Finally, we come to way in which the Bolsheviks saw and constructed their enemies, especially revolutionaries, striking workers, and peasants reduced to starvation. Terms like vermin or lice are indicative of the sub-human status imposed on them. The objective was not the defeat or surrender of these elements, but their extermination or liquidation. The crimes for which these elements were to be murdered was not so much their actions, as their very biological existence. That is why I see a racialization or biologization as an incipient element of the actions of the Bolshevik party-state in the course of the civil wars. The starving peasant transformed into a kulak, the striking workers transformed into lice, the anarchist or left SR designated as vermin, are we not in the ante-chamber of mass murder and genocide; can we fail to see the embryo of what Rühle would designate as red fascism already growing within the womb of the October revolution? We are certainly not there yet, but the seed has sprouted, and any attempt to explain the triumph of the counter-revolution must acknowledge that Werth has traced its origins to actions of the Bolsheviks at the very moment of their triumph.

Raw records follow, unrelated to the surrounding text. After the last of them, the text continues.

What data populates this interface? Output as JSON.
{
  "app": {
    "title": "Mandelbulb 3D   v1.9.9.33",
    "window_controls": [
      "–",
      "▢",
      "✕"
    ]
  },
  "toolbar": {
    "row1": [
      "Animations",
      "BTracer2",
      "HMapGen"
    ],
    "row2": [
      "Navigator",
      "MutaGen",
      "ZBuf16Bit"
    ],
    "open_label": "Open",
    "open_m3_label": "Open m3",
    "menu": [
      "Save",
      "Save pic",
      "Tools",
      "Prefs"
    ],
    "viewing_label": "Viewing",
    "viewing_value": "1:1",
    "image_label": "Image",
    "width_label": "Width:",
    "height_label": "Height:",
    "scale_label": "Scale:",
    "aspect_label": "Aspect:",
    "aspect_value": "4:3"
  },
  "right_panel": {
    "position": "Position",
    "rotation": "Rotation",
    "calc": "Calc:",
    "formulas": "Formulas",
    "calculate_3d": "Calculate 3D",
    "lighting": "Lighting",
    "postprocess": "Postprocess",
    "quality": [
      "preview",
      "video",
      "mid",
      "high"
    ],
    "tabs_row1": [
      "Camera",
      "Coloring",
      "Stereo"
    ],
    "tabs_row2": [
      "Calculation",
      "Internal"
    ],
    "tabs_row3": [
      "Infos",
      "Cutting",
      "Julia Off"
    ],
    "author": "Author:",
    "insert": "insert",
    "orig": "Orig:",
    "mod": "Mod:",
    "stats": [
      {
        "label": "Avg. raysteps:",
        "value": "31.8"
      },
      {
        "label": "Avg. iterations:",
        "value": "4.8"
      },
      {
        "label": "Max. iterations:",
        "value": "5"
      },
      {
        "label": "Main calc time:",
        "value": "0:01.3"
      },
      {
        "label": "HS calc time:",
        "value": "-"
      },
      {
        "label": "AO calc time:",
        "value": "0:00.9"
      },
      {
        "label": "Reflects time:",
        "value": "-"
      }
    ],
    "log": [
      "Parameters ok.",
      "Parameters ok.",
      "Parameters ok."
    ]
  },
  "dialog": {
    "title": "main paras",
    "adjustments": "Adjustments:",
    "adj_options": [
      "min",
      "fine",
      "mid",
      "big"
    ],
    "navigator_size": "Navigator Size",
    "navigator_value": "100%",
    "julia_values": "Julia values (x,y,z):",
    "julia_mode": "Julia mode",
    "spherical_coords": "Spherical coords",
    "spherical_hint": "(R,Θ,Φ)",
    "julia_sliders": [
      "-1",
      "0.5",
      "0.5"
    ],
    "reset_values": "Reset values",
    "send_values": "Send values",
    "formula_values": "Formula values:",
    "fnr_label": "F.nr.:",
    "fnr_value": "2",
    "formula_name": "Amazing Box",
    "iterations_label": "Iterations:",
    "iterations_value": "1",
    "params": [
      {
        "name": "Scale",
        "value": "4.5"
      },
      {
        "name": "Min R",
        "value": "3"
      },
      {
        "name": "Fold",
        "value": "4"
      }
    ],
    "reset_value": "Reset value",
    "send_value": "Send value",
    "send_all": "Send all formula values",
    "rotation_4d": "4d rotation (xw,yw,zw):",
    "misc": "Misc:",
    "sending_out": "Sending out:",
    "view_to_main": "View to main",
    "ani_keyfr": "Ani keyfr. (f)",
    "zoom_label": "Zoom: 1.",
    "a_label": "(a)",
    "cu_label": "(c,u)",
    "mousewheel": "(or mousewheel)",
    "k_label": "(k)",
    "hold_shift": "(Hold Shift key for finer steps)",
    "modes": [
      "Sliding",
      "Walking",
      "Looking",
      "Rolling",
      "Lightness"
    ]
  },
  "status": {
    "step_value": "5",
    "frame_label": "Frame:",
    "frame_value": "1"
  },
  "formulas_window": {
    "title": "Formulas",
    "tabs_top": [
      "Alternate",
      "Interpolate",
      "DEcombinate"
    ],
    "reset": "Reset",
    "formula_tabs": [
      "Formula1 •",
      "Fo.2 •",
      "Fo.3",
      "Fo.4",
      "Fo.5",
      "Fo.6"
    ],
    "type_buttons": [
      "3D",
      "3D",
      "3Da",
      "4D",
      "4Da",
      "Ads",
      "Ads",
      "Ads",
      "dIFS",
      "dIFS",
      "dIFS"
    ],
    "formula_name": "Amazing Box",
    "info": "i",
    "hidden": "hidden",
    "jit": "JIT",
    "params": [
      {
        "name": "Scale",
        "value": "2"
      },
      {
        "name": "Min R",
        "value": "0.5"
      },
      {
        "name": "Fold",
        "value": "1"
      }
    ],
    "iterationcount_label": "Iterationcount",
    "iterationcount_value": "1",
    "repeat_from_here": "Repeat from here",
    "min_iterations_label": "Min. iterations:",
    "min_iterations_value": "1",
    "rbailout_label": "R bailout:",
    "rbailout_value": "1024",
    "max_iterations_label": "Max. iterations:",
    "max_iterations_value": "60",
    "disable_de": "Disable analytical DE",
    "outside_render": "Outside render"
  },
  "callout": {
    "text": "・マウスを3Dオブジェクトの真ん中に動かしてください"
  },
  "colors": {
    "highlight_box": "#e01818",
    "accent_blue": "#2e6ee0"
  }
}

That the October revolution and the Bolshevik party-state provide no model for a revolution that has as its objective the abolition of the capitalist law of value and the creation of a human Gemeinwesen is something that revolutionaries have long known. Werth, however, forces us to confront the uncomfortable fact that the path to red fascism, which most certainly was not a straight line, nonetheless has its inception a decade before Stalin consolidated his hold on power; before Kronstadt, before the NEP, before Rapallo. If we are to comprehend the process that led to Kolyma, then we have to begin where Werth begins, with the October revolution. MAC INTOSH "